A more globalised world has changed the face of fashion. New trends and fashion can be mass produced and sold to consumers at lightening speed for the lowest possible cost. Outsourcing factories to poorer countries has driven the price of clothing down to a minimum (even when the cost of transporting across vast oceans is factored in). The product of fast fashion was a throwaway culture. People are now culturally conditioned to buy an item of clothing, wear it a few times and then throw it out as a new season, with tantalising new trends, comes in.
‘Sustainable’ fashion- a relatively new concept in comparison to ‘globalised’ or ‘fast’ fashion. Animal welfare, labour conditions, carbon footprint, how long a garment lasts, recycling and material choice are all elements of sustainable fashion, but the list goes on. To different companies and brands, sustainable fashion means different things, leaving consumers confused, uninspired and unable to resonate with the true meaning of sustainability. Some say sustainable fashion is simply environmentally friendly, yet this is part of the wider trend that is ‘ethical’ fashion. The broad definition of sustainable is to continue indefinitely, but when applied to fashion, it boils down to this: a complete system (from manufacture to disposal) that uses resources in a way that does not compromise the needs of future generations, has a minimal impact on the environment and also one that enriches and supports communities at all levels of development.

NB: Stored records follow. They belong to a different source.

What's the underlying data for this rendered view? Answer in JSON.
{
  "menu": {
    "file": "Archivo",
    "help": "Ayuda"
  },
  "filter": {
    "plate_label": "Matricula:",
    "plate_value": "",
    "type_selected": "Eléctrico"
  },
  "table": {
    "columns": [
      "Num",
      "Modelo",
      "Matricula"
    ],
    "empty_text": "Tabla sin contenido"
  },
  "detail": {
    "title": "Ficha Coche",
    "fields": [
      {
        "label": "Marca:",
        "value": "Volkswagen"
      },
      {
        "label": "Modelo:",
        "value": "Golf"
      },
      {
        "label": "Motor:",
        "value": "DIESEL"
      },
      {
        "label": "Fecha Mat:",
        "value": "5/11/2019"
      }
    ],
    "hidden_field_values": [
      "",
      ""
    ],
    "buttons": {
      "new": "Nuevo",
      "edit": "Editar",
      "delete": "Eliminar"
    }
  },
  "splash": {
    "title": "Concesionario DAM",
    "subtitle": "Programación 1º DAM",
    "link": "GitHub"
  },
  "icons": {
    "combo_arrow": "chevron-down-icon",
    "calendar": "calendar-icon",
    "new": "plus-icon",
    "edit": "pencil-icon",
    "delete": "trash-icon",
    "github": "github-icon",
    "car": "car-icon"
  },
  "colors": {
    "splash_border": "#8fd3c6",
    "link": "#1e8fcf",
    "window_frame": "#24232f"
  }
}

Globalising the fashion industry has proved it’s ability to drive change, but has also shown how the industry has the power to induce a shift in consumer attitudes. Fashion is the most influential communication platform in existence. This power should be harnessed and used for the greater good. The industry has the potential to be an innovator instead of a destroyer, and can make sustainable fashion fashionable.